━━ STORED DATA ━━
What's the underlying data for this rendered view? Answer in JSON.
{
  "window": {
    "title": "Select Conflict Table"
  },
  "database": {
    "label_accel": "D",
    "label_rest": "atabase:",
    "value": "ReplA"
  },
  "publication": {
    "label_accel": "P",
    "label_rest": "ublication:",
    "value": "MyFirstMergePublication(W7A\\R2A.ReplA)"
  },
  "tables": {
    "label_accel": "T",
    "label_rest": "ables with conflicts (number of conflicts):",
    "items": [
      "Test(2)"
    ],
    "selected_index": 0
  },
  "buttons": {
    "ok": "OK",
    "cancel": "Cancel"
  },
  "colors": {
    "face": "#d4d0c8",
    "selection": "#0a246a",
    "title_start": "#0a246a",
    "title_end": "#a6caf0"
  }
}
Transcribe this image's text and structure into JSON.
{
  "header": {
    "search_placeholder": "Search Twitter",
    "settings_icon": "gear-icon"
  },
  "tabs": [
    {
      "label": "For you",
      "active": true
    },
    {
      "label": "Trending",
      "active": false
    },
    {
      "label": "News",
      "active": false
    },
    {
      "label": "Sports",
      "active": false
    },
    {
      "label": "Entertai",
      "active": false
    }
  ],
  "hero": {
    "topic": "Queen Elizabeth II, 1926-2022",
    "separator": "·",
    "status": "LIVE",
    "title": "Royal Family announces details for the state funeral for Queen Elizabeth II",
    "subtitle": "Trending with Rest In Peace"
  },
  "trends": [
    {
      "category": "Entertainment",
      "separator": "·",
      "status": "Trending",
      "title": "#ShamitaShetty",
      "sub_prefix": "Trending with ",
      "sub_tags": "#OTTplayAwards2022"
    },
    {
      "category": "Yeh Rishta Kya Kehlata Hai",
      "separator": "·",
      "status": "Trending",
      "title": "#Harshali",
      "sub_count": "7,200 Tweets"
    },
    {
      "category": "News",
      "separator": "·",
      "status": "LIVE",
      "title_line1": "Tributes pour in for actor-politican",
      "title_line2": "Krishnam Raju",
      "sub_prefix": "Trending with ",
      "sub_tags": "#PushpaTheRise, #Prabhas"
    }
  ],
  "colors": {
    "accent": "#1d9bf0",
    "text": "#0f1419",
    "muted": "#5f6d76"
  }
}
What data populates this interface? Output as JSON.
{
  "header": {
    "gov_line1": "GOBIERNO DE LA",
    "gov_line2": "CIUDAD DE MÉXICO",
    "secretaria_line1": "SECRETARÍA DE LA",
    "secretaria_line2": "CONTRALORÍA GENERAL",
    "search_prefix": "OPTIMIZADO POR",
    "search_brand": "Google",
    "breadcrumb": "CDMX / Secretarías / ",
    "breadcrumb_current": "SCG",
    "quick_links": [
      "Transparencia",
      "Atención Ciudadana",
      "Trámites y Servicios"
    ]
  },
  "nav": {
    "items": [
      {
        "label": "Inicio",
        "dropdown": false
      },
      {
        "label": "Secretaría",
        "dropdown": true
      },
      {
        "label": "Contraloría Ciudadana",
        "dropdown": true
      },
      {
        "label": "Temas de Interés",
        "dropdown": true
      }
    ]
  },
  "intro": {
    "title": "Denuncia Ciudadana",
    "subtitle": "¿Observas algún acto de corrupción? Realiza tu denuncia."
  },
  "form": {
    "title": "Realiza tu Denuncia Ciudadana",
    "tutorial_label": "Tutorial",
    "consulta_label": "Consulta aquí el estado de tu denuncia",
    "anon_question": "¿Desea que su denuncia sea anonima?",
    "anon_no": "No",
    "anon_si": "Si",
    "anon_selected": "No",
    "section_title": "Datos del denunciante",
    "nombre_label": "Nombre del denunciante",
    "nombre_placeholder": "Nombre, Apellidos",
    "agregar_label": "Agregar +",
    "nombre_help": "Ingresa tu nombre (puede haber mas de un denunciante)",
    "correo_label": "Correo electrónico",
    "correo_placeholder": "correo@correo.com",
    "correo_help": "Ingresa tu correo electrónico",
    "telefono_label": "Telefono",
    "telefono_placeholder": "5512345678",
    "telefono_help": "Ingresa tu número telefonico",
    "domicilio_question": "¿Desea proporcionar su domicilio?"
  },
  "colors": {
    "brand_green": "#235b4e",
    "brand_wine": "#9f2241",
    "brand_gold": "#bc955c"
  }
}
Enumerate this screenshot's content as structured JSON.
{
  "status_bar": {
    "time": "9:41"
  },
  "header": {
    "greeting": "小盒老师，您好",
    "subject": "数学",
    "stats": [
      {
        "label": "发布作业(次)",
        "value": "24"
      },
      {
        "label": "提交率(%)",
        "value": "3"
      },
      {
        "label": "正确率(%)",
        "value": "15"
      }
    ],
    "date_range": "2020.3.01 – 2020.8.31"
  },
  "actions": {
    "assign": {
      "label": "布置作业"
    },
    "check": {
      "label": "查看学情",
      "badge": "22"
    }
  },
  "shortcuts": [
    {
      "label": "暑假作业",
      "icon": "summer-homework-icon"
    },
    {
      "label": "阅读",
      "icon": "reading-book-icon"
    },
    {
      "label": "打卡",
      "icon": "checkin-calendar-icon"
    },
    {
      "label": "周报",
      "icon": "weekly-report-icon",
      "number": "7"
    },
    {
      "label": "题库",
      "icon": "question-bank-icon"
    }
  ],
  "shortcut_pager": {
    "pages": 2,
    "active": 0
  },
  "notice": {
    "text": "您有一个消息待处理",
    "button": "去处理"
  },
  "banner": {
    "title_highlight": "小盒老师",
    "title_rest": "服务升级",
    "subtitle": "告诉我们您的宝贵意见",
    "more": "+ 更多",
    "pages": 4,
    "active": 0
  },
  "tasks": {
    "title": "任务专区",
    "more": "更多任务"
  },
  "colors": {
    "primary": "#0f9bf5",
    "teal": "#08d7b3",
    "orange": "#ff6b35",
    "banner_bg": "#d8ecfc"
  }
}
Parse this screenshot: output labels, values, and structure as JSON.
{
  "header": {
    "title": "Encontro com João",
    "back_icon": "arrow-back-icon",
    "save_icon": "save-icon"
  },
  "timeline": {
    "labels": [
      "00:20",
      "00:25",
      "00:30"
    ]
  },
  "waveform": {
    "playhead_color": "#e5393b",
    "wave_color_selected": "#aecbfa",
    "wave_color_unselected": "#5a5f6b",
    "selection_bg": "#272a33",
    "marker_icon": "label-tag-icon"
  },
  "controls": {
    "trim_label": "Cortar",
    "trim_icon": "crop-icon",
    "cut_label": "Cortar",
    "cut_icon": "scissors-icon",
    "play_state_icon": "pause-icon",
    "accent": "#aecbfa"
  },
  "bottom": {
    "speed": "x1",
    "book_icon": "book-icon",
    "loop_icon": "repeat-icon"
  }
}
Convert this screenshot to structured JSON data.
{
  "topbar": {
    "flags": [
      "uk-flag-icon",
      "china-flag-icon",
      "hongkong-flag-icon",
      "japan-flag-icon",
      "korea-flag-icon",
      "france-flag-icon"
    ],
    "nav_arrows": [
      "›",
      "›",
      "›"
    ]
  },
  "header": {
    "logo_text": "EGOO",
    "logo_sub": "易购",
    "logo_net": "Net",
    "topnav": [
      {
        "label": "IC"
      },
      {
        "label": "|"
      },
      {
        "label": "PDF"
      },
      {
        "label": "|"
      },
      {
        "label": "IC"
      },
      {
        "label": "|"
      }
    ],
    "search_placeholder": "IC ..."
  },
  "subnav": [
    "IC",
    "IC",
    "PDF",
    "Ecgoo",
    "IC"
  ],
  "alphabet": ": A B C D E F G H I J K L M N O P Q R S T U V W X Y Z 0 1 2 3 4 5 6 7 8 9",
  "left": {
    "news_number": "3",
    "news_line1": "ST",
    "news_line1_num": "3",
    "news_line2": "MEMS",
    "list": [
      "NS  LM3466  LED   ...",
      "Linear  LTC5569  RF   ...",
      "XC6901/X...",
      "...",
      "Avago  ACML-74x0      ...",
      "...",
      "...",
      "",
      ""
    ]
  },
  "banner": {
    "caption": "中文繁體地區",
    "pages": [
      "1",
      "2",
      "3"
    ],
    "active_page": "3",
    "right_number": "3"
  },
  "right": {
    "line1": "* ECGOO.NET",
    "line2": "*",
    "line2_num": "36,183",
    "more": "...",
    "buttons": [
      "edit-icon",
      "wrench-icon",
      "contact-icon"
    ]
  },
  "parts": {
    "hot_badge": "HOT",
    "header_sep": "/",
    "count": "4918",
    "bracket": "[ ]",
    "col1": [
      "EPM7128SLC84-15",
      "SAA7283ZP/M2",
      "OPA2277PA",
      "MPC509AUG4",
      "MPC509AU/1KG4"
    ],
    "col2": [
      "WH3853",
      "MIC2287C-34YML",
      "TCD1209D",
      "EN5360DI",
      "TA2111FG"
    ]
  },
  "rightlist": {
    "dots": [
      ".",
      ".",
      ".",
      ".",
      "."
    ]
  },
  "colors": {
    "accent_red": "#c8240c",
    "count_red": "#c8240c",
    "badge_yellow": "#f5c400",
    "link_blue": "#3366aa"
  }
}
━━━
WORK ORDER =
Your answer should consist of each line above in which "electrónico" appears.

PROBLEM SOLUTION =
    "correo_label": "Correo electrónico",
    "correo_help": "Ingresa tu correo electrónico",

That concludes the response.